About this task ▸ The data below must be returned in full and exactly.

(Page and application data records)
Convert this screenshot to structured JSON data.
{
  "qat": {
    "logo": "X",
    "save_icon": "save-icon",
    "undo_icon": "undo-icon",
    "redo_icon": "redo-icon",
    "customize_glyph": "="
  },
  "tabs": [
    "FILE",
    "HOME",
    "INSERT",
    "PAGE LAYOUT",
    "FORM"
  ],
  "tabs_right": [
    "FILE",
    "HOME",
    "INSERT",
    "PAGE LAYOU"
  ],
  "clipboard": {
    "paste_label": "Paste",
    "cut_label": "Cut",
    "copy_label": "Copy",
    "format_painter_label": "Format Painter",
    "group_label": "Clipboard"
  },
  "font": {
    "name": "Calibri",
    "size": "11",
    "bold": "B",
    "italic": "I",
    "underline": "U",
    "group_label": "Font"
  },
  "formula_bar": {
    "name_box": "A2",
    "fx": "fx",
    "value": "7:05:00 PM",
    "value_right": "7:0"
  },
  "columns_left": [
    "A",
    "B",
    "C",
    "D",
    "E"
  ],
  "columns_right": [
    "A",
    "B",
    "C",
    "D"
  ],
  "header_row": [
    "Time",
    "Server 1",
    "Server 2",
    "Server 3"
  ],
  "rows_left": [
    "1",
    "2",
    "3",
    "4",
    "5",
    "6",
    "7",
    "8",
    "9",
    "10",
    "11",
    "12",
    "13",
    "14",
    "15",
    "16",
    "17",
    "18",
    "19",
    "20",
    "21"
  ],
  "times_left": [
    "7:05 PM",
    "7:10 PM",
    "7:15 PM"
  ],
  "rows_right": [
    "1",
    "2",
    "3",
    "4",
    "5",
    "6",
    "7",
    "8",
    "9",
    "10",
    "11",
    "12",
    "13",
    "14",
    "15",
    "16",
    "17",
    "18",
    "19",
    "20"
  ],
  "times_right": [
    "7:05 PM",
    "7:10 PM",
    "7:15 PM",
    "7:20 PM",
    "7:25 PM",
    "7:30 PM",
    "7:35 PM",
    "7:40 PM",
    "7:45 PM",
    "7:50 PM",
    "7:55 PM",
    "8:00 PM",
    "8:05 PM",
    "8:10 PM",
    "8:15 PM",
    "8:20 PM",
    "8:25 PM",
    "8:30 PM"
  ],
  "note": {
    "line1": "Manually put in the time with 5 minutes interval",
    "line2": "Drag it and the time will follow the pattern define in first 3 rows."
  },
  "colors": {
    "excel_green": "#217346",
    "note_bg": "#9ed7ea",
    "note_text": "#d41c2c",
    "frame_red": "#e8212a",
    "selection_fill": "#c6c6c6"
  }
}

Answer to this task ▸
Convert this screenshot to structured JSON data.
{
  "qat": {
    "logo": "X",
    "save_icon": "save-icon",
    "undo_icon": "undo-icon",
    "redo_icon": "redo-icon",
    "customize_glyph": "="
  },
  "tabs": [
    "FILE",
    "HOME",
    "INSERT",
    "PAGE LAYOUT",
    "FORM"
  ],
  "tabs_right": [
    "FILE",
    "HOME",
    "INSERT",
    "PAGE LAYOU"
  ],
  "clipboard": {
    "paste_label": "Paste",
    "cut_label": "Cut",
    "copy_label": "Copy",
    "format_painter_label": "Format Painter",
    "group_label": "Clipboard"
  },
  "font": {
    "name": "Calibri",
    "size": "11",
    "bold": "B",
    "italic": "I",
    "underline": "U",
    "group_label": "Font"
  },
  "formula_bar": {
    "name_box": "A2",
    "fx": "fx",
    "value": "7:05:00 PM",
    "value_right": "7:0"
  },
  "columns_left": [
    "A",
    "B",
    "C",
    "D",
    "E"
  ],
  "columns_right": [
    "A",
    "B",
    "C",
    "D"
  ],
  "header_row": [
    "Time",
    "Server 1",
    "Server 2",
    "Server 3"
  ],
  "rows_left": [
    "1",
    "2",
    "3",
    "4",
    "5",
    "6",
    "7",
    "8",
    "9",
    "10",
    "11",
    "12",
    "13",
    "14",
    "15",
    "16",
    "17",
    "18",
    "19",
    "20",
    "21"
  ],
  "times_left": [
    "7:05 PM",
    "7:10 PM",
    "7:15 PM"
  ],
  "rows_right": [
    "1",
    "2",
    "3",
    "4",
    "5",
    "6",
    "7",
    "8",
    "9",
    "10",
    "11",
    "12",
    "13",
    "14",
    "15",
    "16",
    "17",
    "18",
    "19",
    "20"
  ],
  "times_right": [
    "7:05 PM",
    "7:10 PM",
    "7:15 PM",
    "7:20 PM",
    "7:25 PM",
    "7:30 PM",
    "7:35 PM",
    "7:40 PM",
    "7:45 PM",
    "7:50 PM",
    "7:55 PM",
    "8:00 PM",
    "8:05 PM",
    "8:10 PM",
    "8:15 PM",
    "8:20 PM",
    "8:25 PM",
    "8:30 PM"
  ],
  "note": {
    "line1": "Manually put in the time with 5 minutes interval",
    "line2": "Drag it and the time will follow the pattern define in first 3 rows."
  },
  "colors": {
    "excel_green": "#217346",
    "note_bg": "#9ed7ea",
    "note_text": "#d41c2c",
    "frame_red": "#e8212a",
    "selection_fill": "#c6c6c6"
  }
}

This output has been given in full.